### Recorded data
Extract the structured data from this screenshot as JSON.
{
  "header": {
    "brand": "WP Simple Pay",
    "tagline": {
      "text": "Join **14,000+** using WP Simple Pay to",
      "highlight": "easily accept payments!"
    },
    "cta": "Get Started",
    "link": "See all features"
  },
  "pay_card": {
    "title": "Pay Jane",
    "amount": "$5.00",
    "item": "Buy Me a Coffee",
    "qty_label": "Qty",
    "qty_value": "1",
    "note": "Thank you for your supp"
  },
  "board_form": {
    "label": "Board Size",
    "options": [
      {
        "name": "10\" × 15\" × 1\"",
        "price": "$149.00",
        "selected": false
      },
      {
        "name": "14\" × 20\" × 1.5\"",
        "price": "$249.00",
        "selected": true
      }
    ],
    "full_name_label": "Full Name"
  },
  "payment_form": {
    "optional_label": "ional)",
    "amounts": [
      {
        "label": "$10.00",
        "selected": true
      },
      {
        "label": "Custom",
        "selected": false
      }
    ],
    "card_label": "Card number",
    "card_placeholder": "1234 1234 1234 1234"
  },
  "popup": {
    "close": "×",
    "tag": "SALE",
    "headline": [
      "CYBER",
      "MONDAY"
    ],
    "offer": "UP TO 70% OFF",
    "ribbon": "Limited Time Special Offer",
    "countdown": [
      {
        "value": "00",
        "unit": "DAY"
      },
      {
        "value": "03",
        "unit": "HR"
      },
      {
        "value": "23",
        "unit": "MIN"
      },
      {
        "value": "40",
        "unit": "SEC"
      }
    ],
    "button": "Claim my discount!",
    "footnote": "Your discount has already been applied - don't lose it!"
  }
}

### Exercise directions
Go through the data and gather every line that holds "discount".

### Your solution
    "button": "Claim my discount!",
    "footnote": "Your discount has already been applied - don't lose it!"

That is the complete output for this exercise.